> **EXERCISE PROMPT**
Every entry below needs to be repeated exactly.

> **RECORDS SUPPLIED**
= Beginning of Section =

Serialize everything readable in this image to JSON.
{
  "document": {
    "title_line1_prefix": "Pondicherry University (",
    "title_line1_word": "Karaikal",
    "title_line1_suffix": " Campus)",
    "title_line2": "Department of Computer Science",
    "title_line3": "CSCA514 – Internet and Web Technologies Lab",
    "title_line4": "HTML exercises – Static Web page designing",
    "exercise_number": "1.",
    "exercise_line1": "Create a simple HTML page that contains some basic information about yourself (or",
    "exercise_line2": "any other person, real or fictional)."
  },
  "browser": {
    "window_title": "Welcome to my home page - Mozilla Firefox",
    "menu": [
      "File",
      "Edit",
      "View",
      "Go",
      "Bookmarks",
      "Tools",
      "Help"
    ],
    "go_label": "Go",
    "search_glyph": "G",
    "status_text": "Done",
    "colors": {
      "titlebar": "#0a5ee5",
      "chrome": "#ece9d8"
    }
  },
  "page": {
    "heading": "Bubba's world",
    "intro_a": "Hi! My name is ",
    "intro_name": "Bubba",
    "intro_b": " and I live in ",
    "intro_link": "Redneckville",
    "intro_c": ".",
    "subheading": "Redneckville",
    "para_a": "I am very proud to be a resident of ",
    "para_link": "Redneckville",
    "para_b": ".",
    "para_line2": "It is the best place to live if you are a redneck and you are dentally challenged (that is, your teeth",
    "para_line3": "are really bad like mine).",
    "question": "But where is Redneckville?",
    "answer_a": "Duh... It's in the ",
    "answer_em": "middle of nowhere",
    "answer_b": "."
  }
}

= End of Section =

> **ANSWER AREA**
Serialize everything readable in this image to JSON.
{
  "document": {
    "title_line1_prefix": "Pondicherry University (",
    "title_line1_word": "Karaikal",
    "title_line1_suffix": " Campus)",
    "title_line2": "Department of Computer Science",
    "title_line3": "CSCA514 – Internet and Web Technologies Lab",
    "title_line4": "HTML exercises – Static Web page designing",
    "exercise_number": "1.",
    "exercise_line1": "Create a simple HTML page that contains some basic information about yourself (or",
    "exercise_line2": "any other person, real or fictional)."
  },
  "browser": {
    "window_title": "Welcome to my home page - Mozilla Firefox",
    "menu": [
      "File",
      "Edit",
      "View",
      "Go",
      "Bookmarks",
      "Tools",
      "Help"
    ],
    "go_label": "Go",
    "search_glyph": "G",
    "status_text": "Done",
    "colors": {
      "titlebar": "#0a5ee5",
      "chrome": "#ece9d8"
    }
  },
  "page": {
    "heading": "Bubba's world",
    "intro_a": "Hi! My name is ",
    "intro_name": "Bubba",
    "intro_b": " and I live in ",
    "intro_link": "Redneckville",
    "intro_c": ".",
    "subheading": "Redneckville",
    "para_a": "I am very proud to be a resident of ",
    "para_link": "Redneckville",
    "para_b": ".",
    "para_line2": "It is the best place to live if you are a redneck and you are dentally challenged (that is, your teeth",
    "para_line3": "are really bad like mine).",
    "question": "But where is Redneckville?",
    "answer_a": "Duh... It's in the ",
    "answer_em": "middle of nowhere",
    "answer_b": "."
  }
}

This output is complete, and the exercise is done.